(Craig Symonds, author of “The Battle of Midway” was one of five authors recommended by distinguished historian Eric Foner in his post to Navy Reads last February. Foner called Symonds’s “Lincoln and this Admirals” “the first full study of Lincoln’s relationship to the war at sea and it reveals him mastering the nuances of naval warfare...” Dr. Symonds, professor emeritus of history at the U.S. Naval Academy, brings his own nuanced insights and context to a full study of the Battle of Midway. In this blog post we’ll look briefly at a key event leading up to Midway but in another corner of the Pacific Ocean almost exactly 70 years ago.)
by Bill Doughty
Craig Symonds devotes an entire chapter of his great work “The Battle of Midway” to the Battle of the Coral Sea, one of the key sea battles of World War II, occurring in early May, one month before Midway.
“The Coral Sea is one of the world’s most beautiful bodies of water,” writes Symonds. “Named for the coral reefs that guard Australia’s northeast coast, it is bordered by Australia on the south, New Guinea on the west, the Solomon Islands on the north, and the New Hebrides on the east.” That area was key to Imperial Japan’s attempt to control the sea lanes for commerce and logistics.
|By April 1942 Imperial Japan controlled a wide area of the Pacific.|
On May 1, 1942, Adm. Halsey’s Task Force 16 left Pearl Harbor, while the Yorktown and Lexington carrier task forces joined to become Task Force 17 southeast of Guadalcanal. On that same day the Imperial Japanese aircraft carriers Shokaku and Zuikaku and their escorts got underway from Truk and headed toward the Coral Sea.
“Also on that busy May 1st, eighteen hundred miles further north, a group of senior officers met on board the Combined Fleet flagship Yamato, anchored in Hashirajima Harbor near Hiroshima, to participate in a war game for the attack on Midway.”
Symonds shows how logistics-related issues -- particularly access to fuel oil -- were among the biggest challenges for the American fleet, who didn’t have the same proximity to island footholds and captured foreign ports as their enemy.
The author dissects the battle of May 7 and the death of USS Lexington on May 8. He analyzes the strategy, tactics and mixed result: despite the significant losses to the Americans, the United States Navy had stopped the Imperial Japanese Navy’s advance toward Port Moresby.
“Over time, the assessment of historians has been that the Battle of the Coral Sea was a tactical victory for the Japanese but a strategic victory for the Americans.”
Navy pilots gained experience. Japanese aircraft were destroyed. The United States gained a better advantage in the Pacific, where carrier-based aviation surpassed battleship-firepower in strategic importance.
The Battle of the Coral Sea also proved the value of radio intelligence, particularly as interpreted in the Pacific. Symonds shows how Lt. Cmdr. Joseph Rochefort demonstrated his superior codebreaking abilities and analysis to Adm. Nimitz, first by predicting an invasion of Rabaul in January and then revealing the Japanese fleet’s plans in the Coral Sea in May.

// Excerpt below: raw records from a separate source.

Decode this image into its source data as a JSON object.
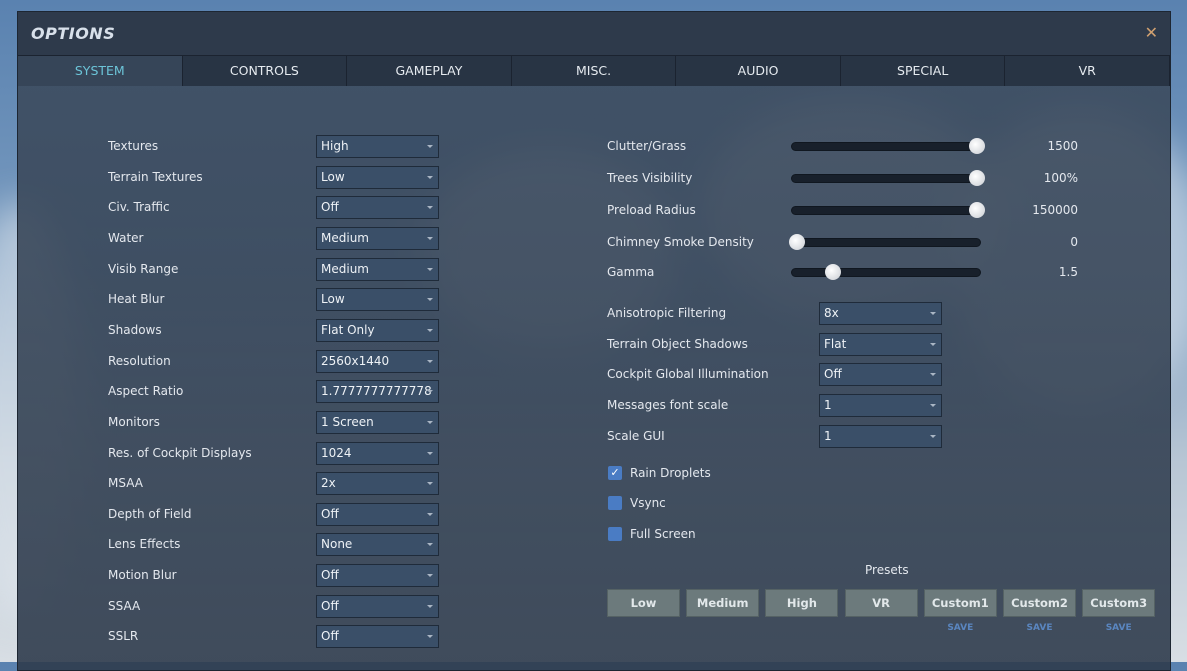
{
  "title": "OPTIONS",
  "tabs": [
    "SYSTEM",
    "CONTROLS",
    "GAMEPLAY",
    "MISC.",
    "AUDIO",
    "SPECIAL",
    "VR"
  ],
  "left": [
    {
      "label": "Textures",
      "value": "High"
    },
    {
      "label": "Terrain Textures",
      "value": "Low"
    },
    {
      "label": "Civ. Traffic",
      "value": "Off"
    },
    {
      "label": "Water",
      "value": "Medium"
    },
    {
      "label": "Visib Range",
      "value": "Medium"
    },
    {
      "label": "Heat Blur",
      "value": "Low"
    },
    {
      "label": "Shadows",
      "value": "Flat Only"
    },
    {
      "label": "Resolution",
      "value": "2560x1440"
    },
    {
      "label": "Aspect Ratio",
      "value": "1.7777777777778"
    },
    {
      "label": "Monitors",
      "value": "1 Screen"
    },
    {
      "label": "Res. of Cockpit Displays",
      "value": "1024"
    },
    {
      "label": "MSAA",
      "value": "2x"
    },
    {
      "label": "Depth of Field",
      "value": "Off"
    },
    {
      "label": "Lens Effects",
      "value": "None"
    },
    {
      "label": "Motion Blur",
      "value": "Off"
    },
    {
      "label": "SSAA",
      "value": "Off"
    },
    {
      "label": "SSLR",
      "value": "Off"
    }
  ],
  "sliders": [
    {
      "label": "Clutter/Grass",
      "value": "1500",
      "fraction": 1.0
    },
    {
      "label": "Trees Visibility",
      "value": "100%",
      "fraction": 1.0
    },
    {
      "label": "Preload Radius",
      "value": "150000",
      "fraction": 1.0
    },
    {
      "label": "Chimney Smoke Density",
      "value": "0",
      "fraction": 0.0
    },
    {
      "label": "Gamma",
      "value": "1.5",
      "fraction": 0.2
    }
  ],
  "right_dropdowns": [
    {
      "label": "Anisotropic Filtering",
      "value": "8x"
    },
    {
      "label": "Terrain Object Shadows",
      "value": "Flat"
    },
    {
      "label": "Cockpit Global Illumination",
      "value": "Off"
    },
    {
      "label": "Messages font scale",
      "value": "1"
    },
    {
      "label": "Scale GUI",
      "value": "1"
    }
  ],
  "checkboxes": [
    {
      "label": "Rain Droplets",
      "checked": true
    },
    {
      "label": "Vsync",
      "checked": false
    },
    {
      "label": "Full Screen",
      "checked": false
    }
  ],
  "presets": {
    "label": "Presets",
    "buttons": [
      "Low",
      "Medium",
      "High",
      "VR",
      "Custom1",
      "Custom2",
      "Custom3"
    ],
    "save_label": "SAVE"
  }
}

Credibility created confidence.
The credibility earned by Pearl Harbor’s Station Hypo, the team of codebreakers under Rochefort, would lead directly to success in the Battle of Midway June 4-7, 1942.